● What to do: The records that follow are to be repeated in full, with no pictures retained.

● Task input:
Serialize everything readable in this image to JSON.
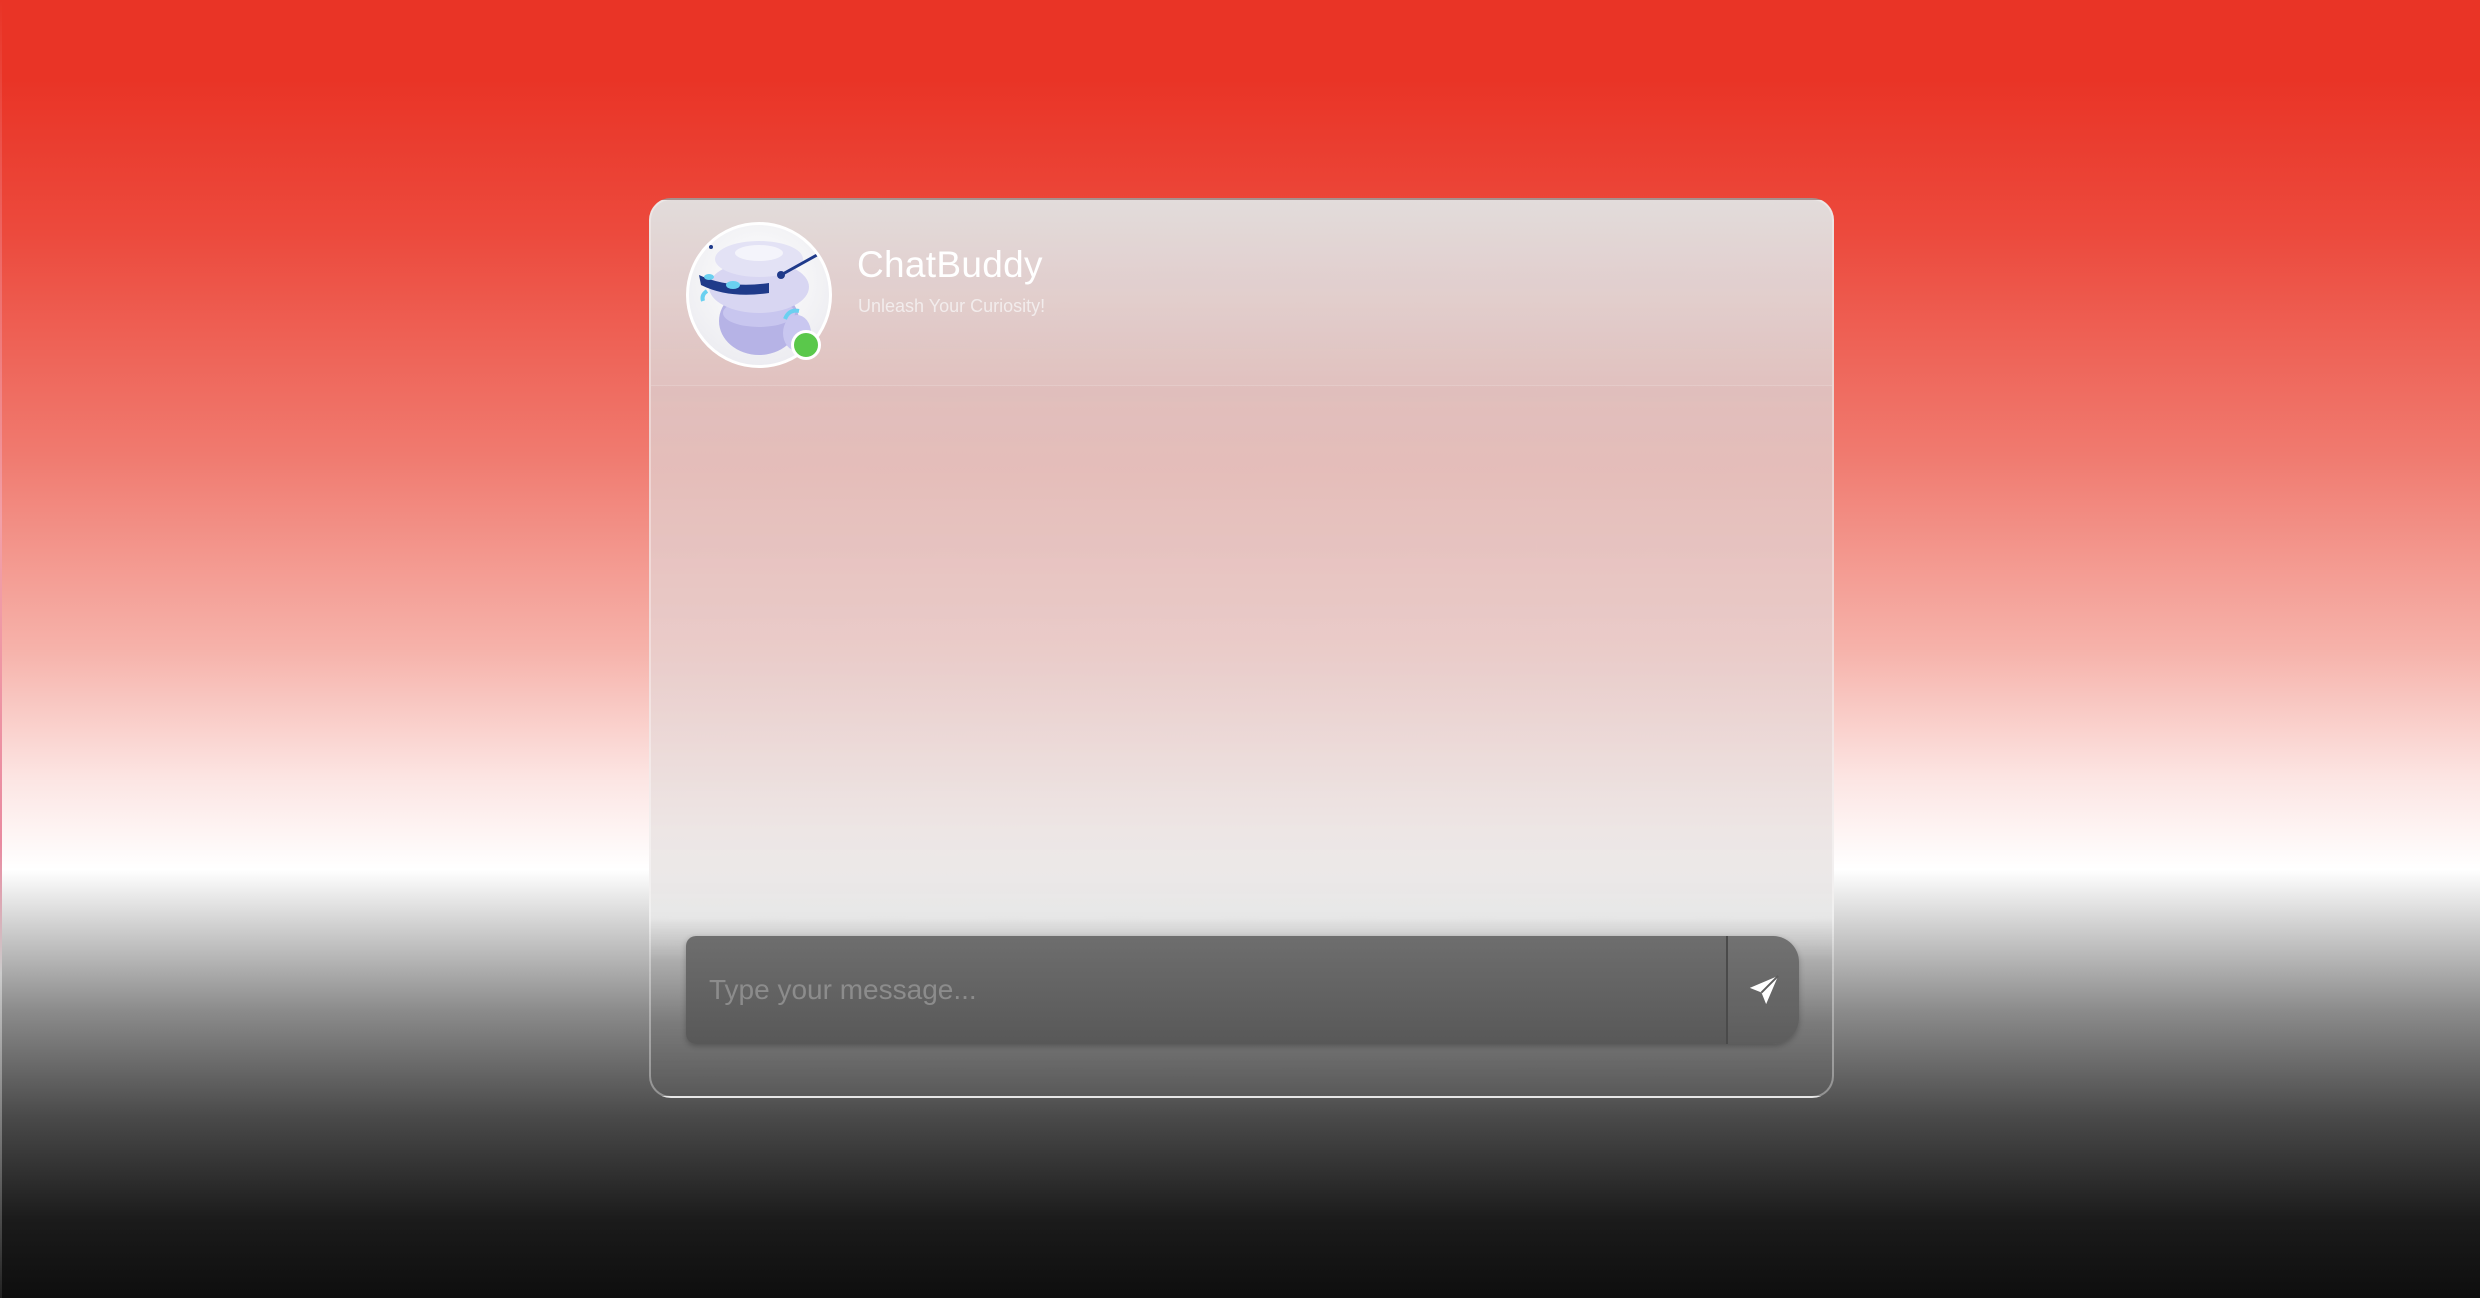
{
  "app": {
    "title": "ChatBuddy",
    "subtitle": "Unleash Your Curiosity!",
    "status": "online",
    "status_color": "#5ac84b",
    "avatar_icon": "robot-icon"
  },
  "composer": {
    "placeholder": "Type your message...",
    "value": "",
    "send_icon": "send-icon"
  },
  "messages": []
}
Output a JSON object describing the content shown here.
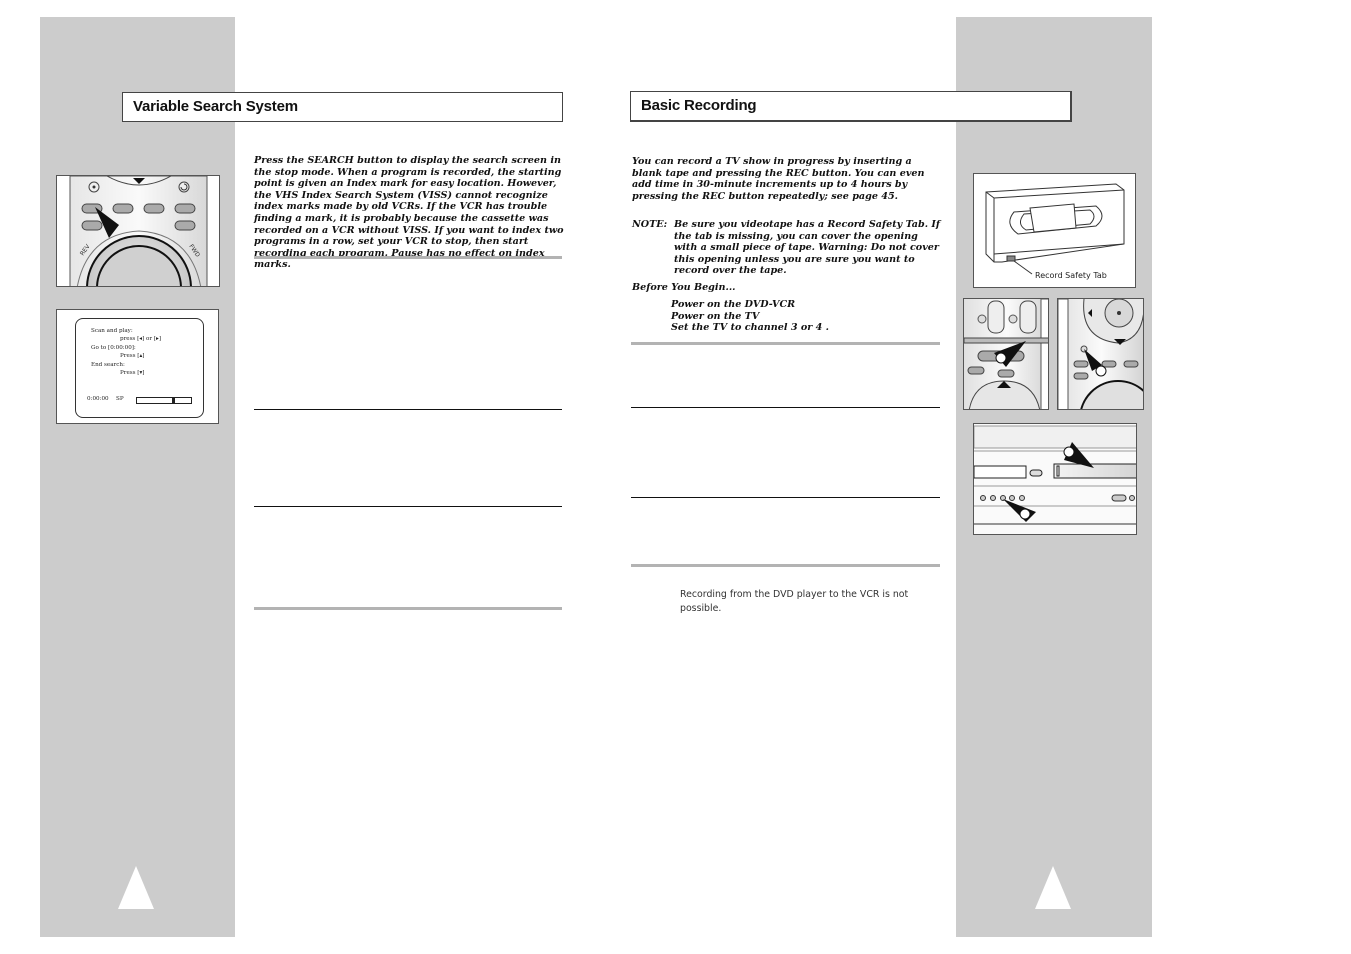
{
  "left_page": {
    "title": "Variable Search System",
    "intro": "Press the SEARCH button to display the search screen in the stop mode. When a program is recorded, the starting point is given an Index mark for easy location. However, the VHS Index Search System (VISS) cannot recognize index marks made by old VCRs. If the VCR has trouble finding a mark, it is probably because the cassette was recorded on a VCR without VISS. If you want to index two programs in a row, set your VCR to stop, then start recording each program. Pause has no effect on index marks.",
    "remote_labels": {
      "rev": "REV",
      "fwd": "FWD"
    },
    "osd": {
      "scan_label": "Scan and play:",
      "scan_action": "press [◂] or [▸]",
      "goto_label": "Go to [0:00:00]:",
      "goto_action": "Press [▴]",
      "end_label": "End search:",
      "end_action": "Press [▾]",
      "counter": "0:00:00",
      "speed": "SP",
      "position_fraction": 0.68
    }
  },
  "right_page": {
    "title": "Basic Recording",
    "intro": "You can record a TV show in progress by inserting a blank tape and pressing the REC button. You can even add time in 30-minute increments up to 4 hours by pressing the REC button repeatedly; see page 45.",
    "note_label": "NOTE:",
    "note_body": "Be sure you videotape has a Record Safety Tab. If the tab is missing, you can cover the opening with a small piece of tape. Warning: Do not cover this opening unless you are sure you want to record over the tape.",
    "before_heading": "Before You Begin...",
    "before_items": [
      "Power on the DVD-VCR",
      "Power on the TV",
      "Set the TV to channel 3 or 4 ."
    ],
    "dvd_note": "Recording from the DVD player to the VCR is not possible.",
    "cassette_label": "Record Safety Tab"
  }
}
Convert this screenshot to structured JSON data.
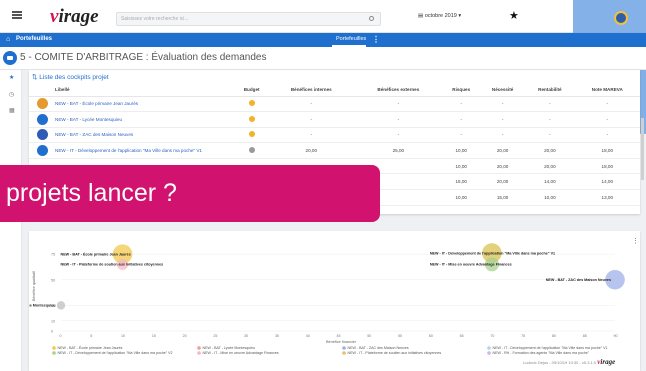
{
  "header": {
    "logo_v": "v",
    "logo_rest": "irage",
    "search_placeholder": "Saisissez votre recherche ici...",
    "date_selector": "octobre 2019",
    "nav_tab": "Portefeuilles",
    "breadcrumb": "Portefeuilles"
  },
  "page": {
    "title": "5 - COMITE D'ARBITRAGE : Évaluation des demandes"
  },
  "table": {
    "title": "Liste des cockpits projet",
    "columns": [
      "Libellé",
      "Budget",
      "Bénéfices internes",
      "Bénéfices externes",
      "Risques",
      "Nécessité",
      "Rentabilité",
      "Note MAREVA"
    ],
    "rows": [
      {
        "label": "NEW - BAT - École primaire Jean Jaurès",
        "icon": "o",
        "budget": "y",
        "vals": [
          "-",
          "-",
          "-",
          "-",
          "-",
          "-"
        ]
      },
      {
        "label": "NEW - BAT - Lycée Montesquieu",
        "icon": "b",
        "budget": "y",
        "vals": [
          "-",
          "-",
          "-",
          "-",
          "-",
          "-"
        ]
      },
      {
        "label": "NEW - BAT - ZAC des Maison Neuves",
        "icon": "d",
        "budget": "y",
        "vals": [
          "-",
          "-",
          "-",
          "-",
          "-",
          "-"
        ]
      },
      {
        "label": "NEW - IT - Développement de l'application \"Ma Ville dans ma poche\" V1",
        "icon": "b",
        "budget": "g",
        "vals": [
          "20,00",
          "25,00",
          "10,00",
          "20,00",
          "20,00",
          "18,00"
        ]
      },
      {
        "label": "",
        "icon": "",
        "budget": "",
        "vals": [
          "",
          "",
          "10,00",
          "20,00",
          "20,00",
          "18,00"
        ]
      },
      {
        "label": "",
        "icon": "",
        "budget": "",
        "vals": [
          "",
          "",
          "15,00",
          "20,00",
          "14,00",
          "14,00"
        ]
      },
      {
        "label": "",
        "icon": "",
        "budget": "",
        "vals": [
          "",
          "",
          "10,00",
          "15,00",
          "10,00",
          "13,00"
        ]
      }
    ]
  },
  "callout": "projets lancer ?",
  "chart_data": {
    "type": "scatter",
    "xlabel": "Bénéfice financier",
    "ylabel": "Bénéfice qualitatif",
    "xlim": [
      0,
      90
    ],
    "ylim": [
      0,
      80
    ],
    "xticks": [
      "0",
      "5",
      "10",
      "15",
      "20",
      "25",
      "30",
      "35",
      "40",
      "45",
      "50",
      "55",
      "60",
      "65",
      "70",
      "75",
      "80",
      "85",
      "90"
    ],
    "yticks": [
      "0",
      "10",
      "25",
      "50",
      "75"
    ],
    "points": [
      {
        "x": 10,
        "y": 75,
        "r": 7,
        "label": "NEW - BAT - École primaire Jean Jaurès",
        "color": "#f2c94c"
      },
      {
        "x": 10,
        "y": 65,
        "r": 4,
        "label": "NEW - IT - Plateforme de soutien aux initiatives citoyennes",
        "color": "#f5b8c4"
      },
      {
        "x": 70,
        "y": 76,
        "r": 7,
        "label": "NEW - IT - Développement de l'application \"Ma Ville dans ma poche\" V1",
        "color": "#d9c24f"
      },
      {
        "x": 70,
        "y": 65,
        "r": 5,
        "label": "NEW - IT - Mise en oeuvre Advantage Finances",
        "color": "#a9d08e"
      },
      {
        "x": 90,
        "y": 50,
        "r": 7,
        "label": "NEW - BAT - ZAC des Maison Neuves",
        "color": "#9fb1e8"
      },
      {
        "x": 0,
        "y": 25,
        "r": 3,
        "label": "NEW - BAT - Lycée Montesquieu",
        "color": "#bfbfbf"
      }
    ],
    "legend": [
      {
        "label": "NEW - BAT - École primaire Jean Jaurès",
        "color": "#f2c94c"
      },
      {
        "label": "NEW - IT - Développement de l'application \"Ma Ville dans ma poche\" V2",
        "color": "#a9d08e"
      },
      {
        "label": "NEW - BAT - Lycée Montesquieu",
        "color": "#e8a0a0"
      },
      {
        "label": "NEW - IT - Mise en oeuvre Advantage Finances",
        "color": "#f5b8c4"
      },
      {
        "label": "NEW - BAT - ZAC des Maison Neuves",
        "color": "#9fb1e8"
      },
      {
        "label": "NEW - IT - Plateforme de soutien aux initiatives citoyennes",
        "color": "#e8c26a"
      },
      {
        "label": "NEW - IT - Développement de l'application \"Ma Ville dans ma poche\" V1",
        "color": "#b0d7f0"
      },
      {
        "label": "NEW - RH - Formation des agents \"Ma Ville dans ma poche\"",
        "color": "#d2b4e6"
      }
    ]
  },
  "footer": {
    "text": "Ludovic Dejus - 05/10/19 10:30 - v5.3.1.0",
    "logo_v": "v",
    "logo_rest": "irage"
  }
}
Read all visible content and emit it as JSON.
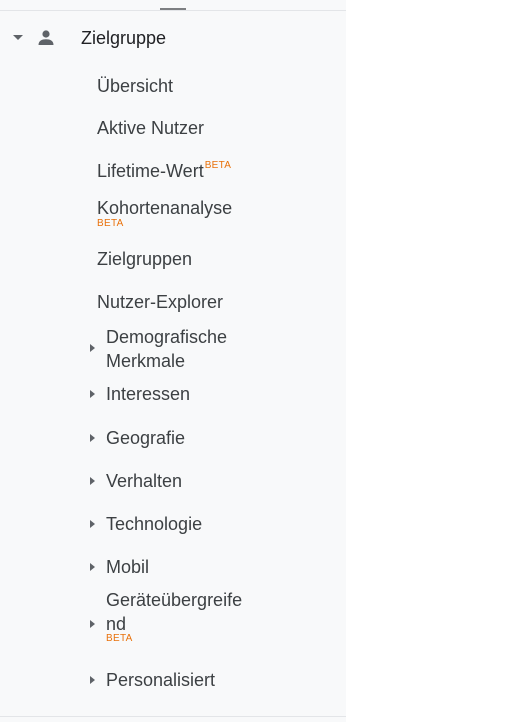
{
  "section": {
    "title": "Zielgruppe",
    "icon": "person-icon"
  },
  "beta_label": "BETA",
  "beta_color": "#e8710a",
  "items": {
    "overview": "Übersicht",
    "active_users": "Aktive Nutzer",
    "lifetime_value": "Lifetime-Wert",
    "cohort": "Kohortenanalyse",
    "audiences": "Zielgruppen",
    "user_explorer": "Nutzer-Explorer"
  },
  "groups": {
    "demographics_line1": "Demografische",
    "demographics_line2": "Merkmale",
    "interests": "Interessen",
    "geo": "Geografie",
    "behavior": "Verhalten",
    "technology": "Technologie",
    "mobile": "Mobil",
    "cross_device_line1": "Geräteübergreife",
    "cross_device_line2": "nd",
    "personalized": "Personalisiert"
  }
}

● Written response:
Serialize everything readable in this image to JSON.
{
  "app": {
    "title": "ChatBuddy",
    "subtitle": "Unleash Your Curiosity!",
    "status": "online",
    "status_color": "#5ac84b",
    "avatar_icon": "robot-icon"
  },
  "composer": {
    "placeholder": "Type your message...",
    "value": "",
    "send_icon": "send-icon"
  },
  "messages": []
}
Output a JSON object describing the content shown here.
{
  "left_page": {
    "title": "Variable Search System",
    "intro": "Press the SEARCH button to display the search screen in the stop mode. When a program is recorded, the starting point is given an Index mark for easy location. However, the VHS Index Search System (VISS) cannot recognize index marks made by old VCRs. If the VCR has trouble finding a mark, it is probably because the cassette was recorded on a VCR without VISS. If you want to index two programs in a row, set your VCR to stop, then start recording each program. Pause has no effect on index marks.",
    "remote_labels": {
      "rev": "REV",
      "fwd": "FWD"
    },
    "osd": {
      "scan_label": "Scan and play:",
      "scan_action": "press [◂] or [▸]",
      "goto_label": "Go to [0:00:00]:",
      "goto_action": "Press [▴]",
      "end_label": "End search:",
      "end_action": "Press [▾]",
      "counter": "0:00:00",
      "speed": "SP",
      "position_fraction": 0.68
    }
  },
  "right_page": {
    "title": "Basic Recording",
    "intro": "You can record a TV show in progress by inserting a blank tape and pressing the REC button. You can even add time in 30-minute increments up to 4 hours by pressing the REC button repeatedly; see page 45.",
    "note_label": "NOTE:",
    "note_body": "Be sure you videotape has a Record Safety Tab. If the tab is missing, you can cover the opening with a small piece of tape. Warning: Do not cover this opening unless you are sure you want to record over the tape.",
    "before_heading": "Before You Begin...",
    "before_items": [
      "Power on the DVD-VCR",
      "Power on the TV",
      "Set the TV to channel 3 or 4 ."
    ],
    "dvd_note": "Recording from the DVD player to the VCR is not possible.",
    "cassette_label": "Record Safety Tab"
  }
}
Convert this screenshot to structured JSON data.
{
  "header": {
    "logo_v": "v",
    "logo_rest": "irage",
    "search_placeholder": "Saisissez votre recherche ici...",
    "date_selector": "octobre 2019",
    "nav_tab": "Portefeuilles",
    "breadcrumb": "Portefeuilles"
  },
  "page": {
    "title": "5 - COMITE D'ARBITRAGE : Évaluation des demandes"
  },
  "table": {
    "title": "Liste des cockpits projet",
    "columns": [
      "Libellé",
      "Budget",
      "Bénéfices internes",
      "Bénéfices externes",
      "Risques",
      "Nécessité",
      "Rentabilité",
      "Note MAREVA"
    ],
    "rows": [
      {
        "label": "NEW - BAT - École primaire Jean Jaurès",
        "icon": "o",
        "budget": "y",
        "vals": [
          "-",
          "-",
          "-",
          "-",
          "-",
          "-"
        ]
      },
      {
        "label": "NEW - BAT - Lycée Montesquieu",
        "icon": "b",
        "budget": "y",
        "vals": [
          "-",
          "-",
          "-",
          "-",
          "-",
          "-"
        ]
      },
      {
        "label": "NEW - BAT - ZAC des Maison Neuves",
        "icon": "d",
        "budget": "y",
        "vals": [
          "-",
          "-",
          "-",
          "-",
          "-",
          "-"
        ]
      },
      {
        "label": "NEW - IT - Développement de l'application \"Ma Ville dans ma poche\" V1",
        "icon": "b",
        "budget": "g",
        "vals": [
          "20,00",
          "25,00",
          "10,00",
          "20,00",
          "20,00",
          "18,00"
        ]
      },
      {
        "label": "",
        "icon": "",
        "budget": "",
        "vals": [
          "",
          "",
          "10,00",
          "20,00",
          "20,00",
          "18,00"
        ]
      },
      {
        "label": "",
        "icon": "",
        "budget": "",
        "vals": [
          "",
          "",
          "15,00",
          "20,00",
          "14,00",
          "14,00"
        ]
      },
      {
        "label": "",
        "icon": "",
        "budget": "",
        "vals": [
          "",
          "",
          "10,00",
          "15,00",
          "10,00",
          "13,00"
        ]
      }
    ]
  },
  "callout": "projets lancer ?",
  "chart_data": {
    "type": "scatter",
    "xlabel": "Bénéfice financier",
    "ylabel": "Bénéfice qualitatif",
    "xlim": [
      0,
      90
    ],
    "ylim": [
      0,
      80
    ],
    "xticks": [
      "0",
      "5",
      "10",
      "15",
      "20",
      "25",
      "30",
      "35",
      "40",
      "45",
      "50",
      "55",
      "60",
      "65",
      "70",
      "75",
      "80",
      "85",
      "90"
    ],
    "yticks": [
      "0",
      "10",
      "25",
      "50",
      "75"
    ],
    "points": [
      {
        "x": 10,
        "y": 75,
        "r": 7,
        "label": "NEW - BAT - École primaire Jean Jaurès",
        "color": "#f2c94c"
      },
      {
        "x": 10,
        "y": 65,
        "r": 4,
        "label": "NEW - IT - Plateforme de soutien aux initiatives citoyennes",
        "color": "#f5b8c4"
      },
      {
        "x": 70,
        "y": 76,
        "r": 7,
        "label": "NEW - IT - Développement de l'application \"Ma Ville dans ma poche\" V1",
        "color": "#d9c24f"
      },
      {
        "x": 70,
        "y": 65,
        "r": 5,
        "label": "NEW - IT - Mise en oeuvre Advantage Finances",
        "color": "#a9d08e"
      },
      {
        "x": 90,
        "y": 50,
        "r": 7,
        "label": "NEW - BAT - ZAC des Maison Neuves",
        "color": "#9fb1e8"
      },
      {
        "x": 0,
        "y": 25,
        "r": 3,
        "label": "NEW - BAT - Lycée Montesquieu",
        "color": "#bfbfbf"
      }
    ],
    "legend": [
      {
        "label": "NEW - BAT - École primaire Jean Jaurès",
        "color": "#f2c94c"
      },
      {
        "label": "NEW - IT - Développement de l'application \"Ma Ville dans ma poche\" V2",
        "color": "#a9d08e"
      },
      {
        "label": "NEW - BAT - Lycée Montesquieu",
        "color": "#e8a0a0"
      },
      {
        "label": "NEW - IT - Mise en oeuvre Advantage Finances",
        "color": "#f5b8c4"
      },
      {
        "label": "NEW - BAT - ZAC des Maison Neuves",
        "color": "#9fb1e8"
      },
      {
        "label": "NEW - IT - Plateforme de soutien aux initiatives citoyennes",
        "color": "#e8c26a"
      },
      {
        "label": "NEW - IT - Développement de l'application \"Ma Ville dans ma poche\" V1",
        "color": "#b0d7f0"
      },
      {
        "label": "NEW - RH - Formation des agents \"Ma Ville dans ma poche\"",
        "color": "#d2b4e6"
      }
    ]
  },
  "footer": {
    "text": "Ludovic Dejus - 05/10/19 10:30 - v5.3.1.0",
    "logo_v": "v",
    "logo_rest": "irage"
  }
}
Read all visible content and emit it as JSON.
{
  "section": {
    "title": "Zielgruppe",
    "icon": "person-icon"
  },
  "beta_label": "BETA",
  "beta_color": "#e8710a",
  "items": {
    "overview": "Übersicht",
    "active_users": "Aktive Nutzer",
    "lifetime_value": "Lifetime-Wert",
    "cohort": "Kohortenanalyse",
    "audiences": "Zielgruppen",
    "user_explorer": "Nutzer-Explorer"
  },
  "groups": {
    "demographics_line1": "Demografische",
    "demographics_line2": "Merkmale",
    "interests": "Interessen",
    "geo": "Geografie",
    "behavior": "Verhalten",
    "technology": "Technologie",
    "mobile": "Mobil",
    "cross_device_line1": "Geräteübergreife",
    "cross_device_line2": "nd",
    "personalized": "Personalisiert"
  }
}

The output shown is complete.